I need the number of lines in the listing below that contain "primary", and only that number.

- Opening Delimiter -

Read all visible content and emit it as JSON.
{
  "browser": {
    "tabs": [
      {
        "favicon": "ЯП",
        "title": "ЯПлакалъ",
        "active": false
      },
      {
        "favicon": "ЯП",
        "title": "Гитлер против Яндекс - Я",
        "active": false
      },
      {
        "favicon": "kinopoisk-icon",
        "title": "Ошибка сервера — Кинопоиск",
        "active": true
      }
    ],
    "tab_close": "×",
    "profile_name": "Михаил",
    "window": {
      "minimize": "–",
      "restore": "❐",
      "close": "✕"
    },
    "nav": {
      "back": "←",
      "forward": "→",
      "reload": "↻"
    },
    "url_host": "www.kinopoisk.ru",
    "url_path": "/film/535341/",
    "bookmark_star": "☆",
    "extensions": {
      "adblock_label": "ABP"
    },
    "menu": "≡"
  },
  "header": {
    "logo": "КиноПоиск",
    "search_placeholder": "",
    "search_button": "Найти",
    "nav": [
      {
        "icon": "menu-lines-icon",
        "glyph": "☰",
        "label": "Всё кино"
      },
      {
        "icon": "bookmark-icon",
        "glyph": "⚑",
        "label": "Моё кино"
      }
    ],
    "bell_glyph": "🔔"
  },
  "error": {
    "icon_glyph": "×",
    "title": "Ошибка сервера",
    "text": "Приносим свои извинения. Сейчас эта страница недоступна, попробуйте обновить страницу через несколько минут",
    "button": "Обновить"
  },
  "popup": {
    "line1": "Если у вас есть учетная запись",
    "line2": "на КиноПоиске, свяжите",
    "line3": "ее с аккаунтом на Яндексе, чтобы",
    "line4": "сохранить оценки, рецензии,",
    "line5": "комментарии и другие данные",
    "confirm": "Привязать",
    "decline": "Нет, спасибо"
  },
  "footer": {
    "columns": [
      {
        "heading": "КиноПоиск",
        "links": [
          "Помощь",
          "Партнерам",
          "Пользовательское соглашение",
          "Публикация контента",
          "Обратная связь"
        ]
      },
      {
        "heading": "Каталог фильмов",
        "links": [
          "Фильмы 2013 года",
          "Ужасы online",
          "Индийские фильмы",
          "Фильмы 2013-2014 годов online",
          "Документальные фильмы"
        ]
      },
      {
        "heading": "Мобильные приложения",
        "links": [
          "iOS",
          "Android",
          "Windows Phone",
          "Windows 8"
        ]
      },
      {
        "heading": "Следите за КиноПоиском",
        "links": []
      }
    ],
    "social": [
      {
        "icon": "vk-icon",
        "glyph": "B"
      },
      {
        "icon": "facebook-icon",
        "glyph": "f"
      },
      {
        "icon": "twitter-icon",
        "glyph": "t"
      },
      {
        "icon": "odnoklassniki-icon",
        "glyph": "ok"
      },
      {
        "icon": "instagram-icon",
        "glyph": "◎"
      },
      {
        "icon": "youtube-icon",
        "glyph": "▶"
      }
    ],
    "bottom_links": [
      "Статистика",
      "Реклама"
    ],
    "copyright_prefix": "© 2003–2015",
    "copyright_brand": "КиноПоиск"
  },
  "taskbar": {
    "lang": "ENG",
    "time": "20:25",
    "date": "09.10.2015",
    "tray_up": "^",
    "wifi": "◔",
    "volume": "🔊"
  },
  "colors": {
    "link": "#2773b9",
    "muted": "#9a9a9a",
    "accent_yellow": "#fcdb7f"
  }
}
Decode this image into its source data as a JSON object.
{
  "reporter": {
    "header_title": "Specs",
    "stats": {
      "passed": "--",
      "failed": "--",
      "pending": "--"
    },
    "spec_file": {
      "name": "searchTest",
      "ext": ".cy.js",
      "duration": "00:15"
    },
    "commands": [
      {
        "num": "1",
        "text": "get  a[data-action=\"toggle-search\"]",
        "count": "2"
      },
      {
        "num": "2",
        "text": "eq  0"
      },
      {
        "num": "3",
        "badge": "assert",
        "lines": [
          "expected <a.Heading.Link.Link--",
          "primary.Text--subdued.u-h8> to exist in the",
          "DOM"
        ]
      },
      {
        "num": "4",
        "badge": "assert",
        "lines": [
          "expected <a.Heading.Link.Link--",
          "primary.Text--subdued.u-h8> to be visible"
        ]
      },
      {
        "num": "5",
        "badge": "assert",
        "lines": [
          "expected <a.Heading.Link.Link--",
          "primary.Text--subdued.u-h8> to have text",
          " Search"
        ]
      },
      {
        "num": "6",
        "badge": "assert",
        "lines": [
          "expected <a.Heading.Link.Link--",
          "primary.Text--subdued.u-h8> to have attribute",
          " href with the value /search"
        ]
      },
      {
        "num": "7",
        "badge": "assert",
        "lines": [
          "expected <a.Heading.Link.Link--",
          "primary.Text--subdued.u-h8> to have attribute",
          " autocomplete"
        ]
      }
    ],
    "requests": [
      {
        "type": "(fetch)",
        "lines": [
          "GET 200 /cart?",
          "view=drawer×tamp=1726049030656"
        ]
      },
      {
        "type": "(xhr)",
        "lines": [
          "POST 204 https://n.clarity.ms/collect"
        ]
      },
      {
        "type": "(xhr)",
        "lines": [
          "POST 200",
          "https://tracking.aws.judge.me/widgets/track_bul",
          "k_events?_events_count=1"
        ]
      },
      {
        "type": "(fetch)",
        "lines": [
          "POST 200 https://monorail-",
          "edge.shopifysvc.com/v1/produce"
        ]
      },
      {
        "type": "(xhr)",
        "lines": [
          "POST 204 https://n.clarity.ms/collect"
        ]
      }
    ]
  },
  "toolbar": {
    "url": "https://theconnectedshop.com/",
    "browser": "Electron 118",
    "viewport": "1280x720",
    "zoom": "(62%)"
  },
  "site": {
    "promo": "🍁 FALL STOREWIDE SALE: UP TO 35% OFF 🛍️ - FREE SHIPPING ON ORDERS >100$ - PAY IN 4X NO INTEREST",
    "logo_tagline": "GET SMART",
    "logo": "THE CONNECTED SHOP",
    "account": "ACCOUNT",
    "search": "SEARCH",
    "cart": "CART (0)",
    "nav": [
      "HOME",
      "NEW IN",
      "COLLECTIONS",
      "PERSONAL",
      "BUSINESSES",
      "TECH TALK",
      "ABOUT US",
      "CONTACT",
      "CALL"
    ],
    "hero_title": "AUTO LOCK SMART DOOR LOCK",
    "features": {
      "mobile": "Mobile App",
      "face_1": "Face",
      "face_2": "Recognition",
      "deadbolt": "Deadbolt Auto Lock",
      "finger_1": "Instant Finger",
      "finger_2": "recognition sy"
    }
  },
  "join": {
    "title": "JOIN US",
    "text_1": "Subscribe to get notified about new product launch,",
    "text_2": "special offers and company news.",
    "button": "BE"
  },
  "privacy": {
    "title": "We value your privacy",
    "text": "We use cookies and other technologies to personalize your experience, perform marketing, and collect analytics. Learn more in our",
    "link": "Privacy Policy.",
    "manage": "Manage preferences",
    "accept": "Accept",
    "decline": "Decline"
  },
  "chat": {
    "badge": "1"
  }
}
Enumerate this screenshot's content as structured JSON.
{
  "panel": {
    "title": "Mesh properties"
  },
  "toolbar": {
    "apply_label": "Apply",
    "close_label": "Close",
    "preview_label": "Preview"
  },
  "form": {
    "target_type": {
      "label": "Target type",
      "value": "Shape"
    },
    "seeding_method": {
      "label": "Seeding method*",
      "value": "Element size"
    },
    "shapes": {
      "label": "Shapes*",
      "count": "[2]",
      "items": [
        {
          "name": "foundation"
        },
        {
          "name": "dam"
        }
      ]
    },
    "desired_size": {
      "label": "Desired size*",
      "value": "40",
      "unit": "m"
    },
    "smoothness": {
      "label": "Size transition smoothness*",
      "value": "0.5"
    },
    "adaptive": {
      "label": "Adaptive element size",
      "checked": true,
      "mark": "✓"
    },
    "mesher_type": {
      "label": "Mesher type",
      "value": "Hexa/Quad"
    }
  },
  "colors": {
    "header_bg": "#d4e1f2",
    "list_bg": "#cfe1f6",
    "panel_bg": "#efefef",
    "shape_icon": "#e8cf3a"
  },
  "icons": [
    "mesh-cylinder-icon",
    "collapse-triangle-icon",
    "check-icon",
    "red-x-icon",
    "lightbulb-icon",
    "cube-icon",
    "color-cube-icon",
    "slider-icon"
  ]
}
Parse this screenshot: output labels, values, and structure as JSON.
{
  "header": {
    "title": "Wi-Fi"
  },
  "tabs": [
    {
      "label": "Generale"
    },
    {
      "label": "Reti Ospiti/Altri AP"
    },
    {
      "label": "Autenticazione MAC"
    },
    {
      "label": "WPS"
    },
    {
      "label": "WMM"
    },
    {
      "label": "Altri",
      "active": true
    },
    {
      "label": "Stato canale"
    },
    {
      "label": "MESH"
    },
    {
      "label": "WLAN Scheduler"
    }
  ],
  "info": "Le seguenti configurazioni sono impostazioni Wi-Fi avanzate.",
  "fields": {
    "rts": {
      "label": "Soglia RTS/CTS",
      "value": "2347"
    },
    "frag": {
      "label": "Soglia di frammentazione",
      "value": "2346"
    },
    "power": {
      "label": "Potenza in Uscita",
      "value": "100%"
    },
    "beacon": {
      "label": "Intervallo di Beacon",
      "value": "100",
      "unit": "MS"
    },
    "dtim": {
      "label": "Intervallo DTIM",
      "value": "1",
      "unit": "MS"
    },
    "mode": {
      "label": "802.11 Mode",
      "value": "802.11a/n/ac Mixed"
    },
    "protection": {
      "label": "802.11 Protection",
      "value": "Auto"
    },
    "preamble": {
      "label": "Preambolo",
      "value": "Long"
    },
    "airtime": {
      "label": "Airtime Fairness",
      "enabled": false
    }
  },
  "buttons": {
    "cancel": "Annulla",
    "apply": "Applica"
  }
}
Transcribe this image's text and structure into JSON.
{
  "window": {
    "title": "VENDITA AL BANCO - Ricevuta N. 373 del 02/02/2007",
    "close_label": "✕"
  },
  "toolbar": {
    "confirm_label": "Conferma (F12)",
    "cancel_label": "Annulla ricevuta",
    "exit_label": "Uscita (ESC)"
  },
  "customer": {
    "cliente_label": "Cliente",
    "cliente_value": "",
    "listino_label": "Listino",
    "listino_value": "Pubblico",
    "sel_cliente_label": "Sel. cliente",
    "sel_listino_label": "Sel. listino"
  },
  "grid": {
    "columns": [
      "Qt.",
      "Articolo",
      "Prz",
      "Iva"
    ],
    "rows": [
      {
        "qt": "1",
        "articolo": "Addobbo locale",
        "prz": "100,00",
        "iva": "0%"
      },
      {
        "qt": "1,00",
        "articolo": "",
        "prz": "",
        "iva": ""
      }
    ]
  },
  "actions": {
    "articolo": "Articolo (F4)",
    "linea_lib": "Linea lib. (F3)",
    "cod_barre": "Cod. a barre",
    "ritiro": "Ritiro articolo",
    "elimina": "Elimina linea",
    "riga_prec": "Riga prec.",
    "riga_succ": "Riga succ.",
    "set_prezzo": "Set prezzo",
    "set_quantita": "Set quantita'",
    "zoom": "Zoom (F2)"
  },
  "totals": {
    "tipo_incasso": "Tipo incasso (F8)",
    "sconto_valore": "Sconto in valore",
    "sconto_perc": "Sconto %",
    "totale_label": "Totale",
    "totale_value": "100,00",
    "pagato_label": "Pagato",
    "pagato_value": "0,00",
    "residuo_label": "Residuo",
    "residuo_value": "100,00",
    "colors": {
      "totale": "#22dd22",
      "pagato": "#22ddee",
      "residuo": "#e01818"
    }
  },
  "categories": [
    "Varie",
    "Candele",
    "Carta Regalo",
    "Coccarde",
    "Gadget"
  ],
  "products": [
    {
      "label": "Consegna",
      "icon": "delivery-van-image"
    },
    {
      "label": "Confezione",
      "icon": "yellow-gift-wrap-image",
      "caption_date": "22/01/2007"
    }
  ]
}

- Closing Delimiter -

- Exercise answer -
5